March 18, 2011
113 McBryde Hall
3:30 – 4:30
Refreshments at 3:00
Dr. Leslie Baksmaty
Department of Physics and Astronomy
Rice University
Houston, TX
“Unitary Superfluidity of Polarized Fermionic Gases in
Highly Elongated Traps”
Recent groundbreaking experiments on resonantly interacting fermionic superfluids encountered
qualitative and quantitative discrepancies which seem to be a function of the confining geometry. Despite
long familiarity with BCS (Bardeen-Cooper-Schrieffer) superfluids in a wide range of physical systems such
as nuclear matter, QCD, Astrophysics and Condensed Matter, these observations have defied theoretical
explanation. Mindful of quantum rigidity and motivated by this impasse, we study the solution space for 3dimensional fully self-consistent mean field formulation. Relying on numerical algorithms specifically
developed for this purpose, we study realistic systems with up to 10 5 atoms. We observe that the system
exhibits unexpected metastability and that the observed state is a strong function of the experimental
preparation. This is has recently been confirmed by experiments.
Dr. Leslie Baksmaty was born in Ghana and he attended primary and high school there. After A-levels in
Ghana, he enrolled as an undergraduate at the University of Rochester. While there he worked with Nick
Bigelow, a professor of optics and atomic physics. He did his Ph.D. thesis on dynamics of vortex lattices in

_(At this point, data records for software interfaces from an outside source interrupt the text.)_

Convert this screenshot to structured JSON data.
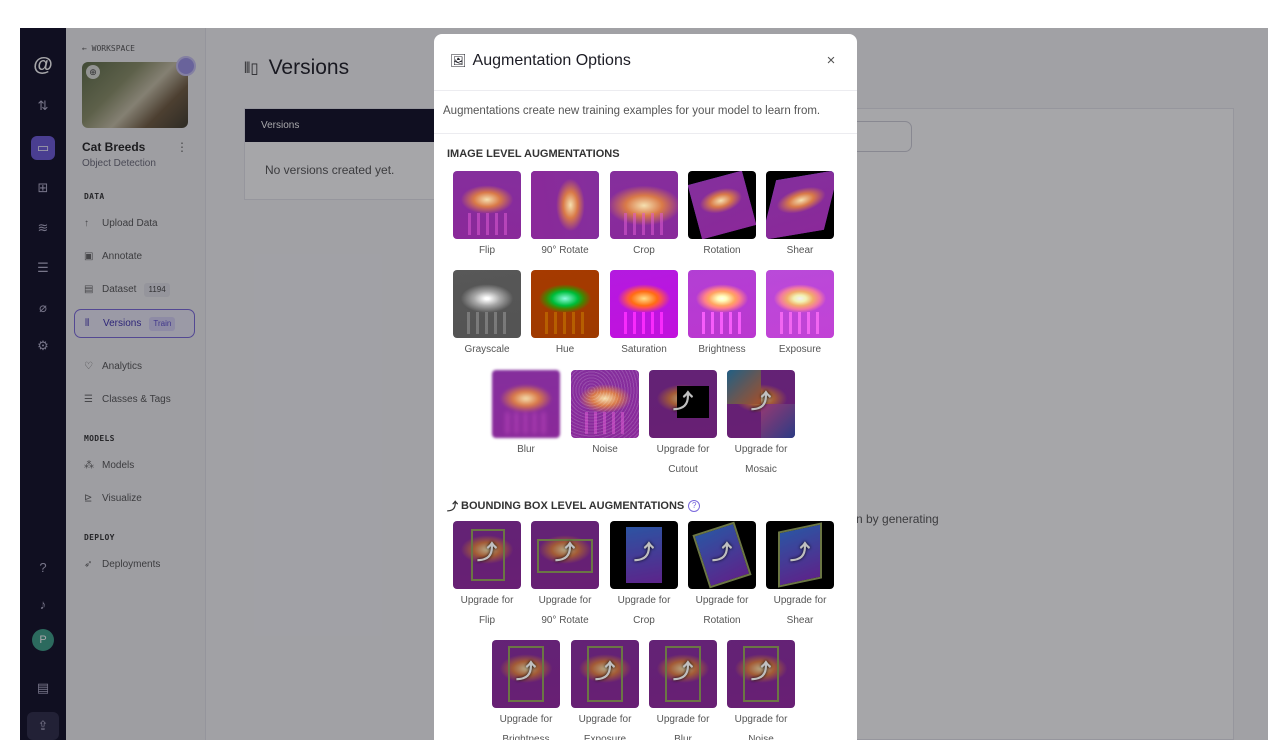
{
  "rail": {
    "icons": [
      "logo-icon",
      "swap-icon",
      "project-icon",
      "workflows-icon",
      "analytics-icon",
      "storage-icon",
      "tags-icon",
      "settings-icon",
      "help-icon",
      "bell-icon",
      "avatar",
      "docs-icon",
      "upload-icon"
    ],
    "avatar_letter": "P",
    "logo_glyph": "@"
  },
  "sidebar": {
    "back_label": "← WORKSPACE",
    "project_name": "Cat Breeds",
    "project_type": "Object Detection",
    "sections": {
      "data": "DATA",
      "models": "MODELS",
      "deploy": "DEPLOY"
    },
    "items": [
      {
        "label": "Upload Data",
        "glyph": "↑"
      },
      {
        "label": "Annotate",
        "glyph": "▣"
      },
      {
        "label": "Dataset",
        "glyph": "▤",
        "badge": "1194"
      },
      {
        "label": "Versions",
        "glyph": "⫴",
        "badge": "Train"
      },
      {
        "label": "Analytics",
        "glyph": "♡"
      },
      {
        "label": "Classes & Tags",
        "glyph": "☰"
      },
      {
        "label": "Models",
        "glyph": "⁂"
      },
      {
        "label": "Visualize",
        "glyph": "⊵"
      },
      {
        "label": "Deployments",
        "glyph": "➶"
      }
    ]
  },
  "main": {
    "title": "Versions",
    "versions_header": "Versions",
    "empty_text": "No versions created yet.",
    "right_text_fragment": "n by generating"
  },
  "modal": {
    "title": "Augmentation Options",
    "close": "×",
    "description": "Augmentations create new training examples for your model to learn from.",
    "image_heading": "IMAGE LEVEL AUGMENTATIONS",
    "bbox_heading": "BOUNDING BOX LEVEL AUGMENTATIONS",
    "upgrade_glyph": "⤴",
    "help_glyph": "?",
    "image_level": [
      {
        "line1": "Flip",
        "line2": ""
      },
      {
        "line1": "90° Rotate",
        "line2": ""
      },
      {
        "line1": "Crop",
        "line2": ""
      },
      {
        "line1": "Rotation",
        "line2": ""
      },
      {
        "line1": "Shear",
        "line2": ""
      },
      {
        "line1": "Grayscale",
        "line2": ""
      },
      {
        "line1": "Hue",
        "line2": ""
      },
      {
        "line1": "Saturation",
        "line2": ""
      },
      {
        "line1": "Brightness",
        "line2": ""
      },
      {
        "line1": "Exposure",
        "line2": ""
      },
      {
        "line1": "Blur",
        "line2": ""
      },
      {
        "line1": "Noise",
        "line2": ""
      },
      {
        "line1": "Upgrade for",
        "line2": "Cutout"
      },
      {
        "line1": "Upgrade for",
        "line2": "Mosaic"
      }
    ],
    "bbox_level": [
      {
        "line1": "Upgrade for",
        "line2": "Flip"
      },
      {
        "line1": "Upgrade for",
        "line2": "90° Rotate"
      },
      {
        "line1": "Upgrade for",
        "line2": "Crop"
      },
      {
        "line1": "Upgrade for",
        "line2": "Rotation"
      },
      {
        "line1": "Upgrade for",
        "line2": "Shear"
      },
      {
        "line1": "Upgrade for",
        "line2": "Brightness"
      },
      {
        "line1": "Upgrade for",
        "line2": "Exposure"
      },
      {
        "line1": "Upgrade for",
        "line2": "Blur"
      },
      {
        "line1": "Upgrade for",
        "line2": "Noise"
      }
    ]
  }
}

ultra-cold atomic gases. He did a 2 year post-doc at Georgia tech where he worked with Uzi Landman,
winner of the APS Raman prize for computational physics and a pioneer of computational physics and

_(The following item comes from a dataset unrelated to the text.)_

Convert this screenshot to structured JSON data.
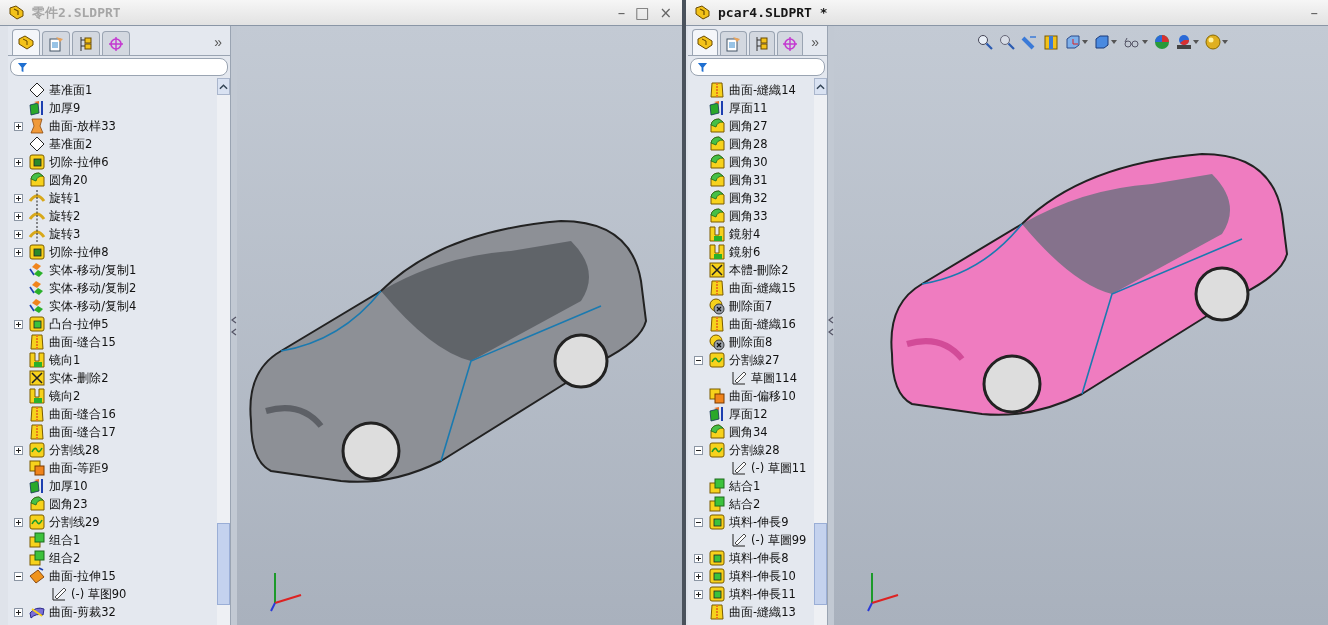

chemistry. He has been a post-doc at Rice University for 3 years. He is a part of the DARPA OLE program
which seeks to simulate quantum properties of real materials using ultra-cold atomic systems. Within this
effort his focus is on the fate of polarized strongly interacting s-wave superconducting. He is trying to
produce the phase diagram within the cross-over from 1 to 3 dimensions.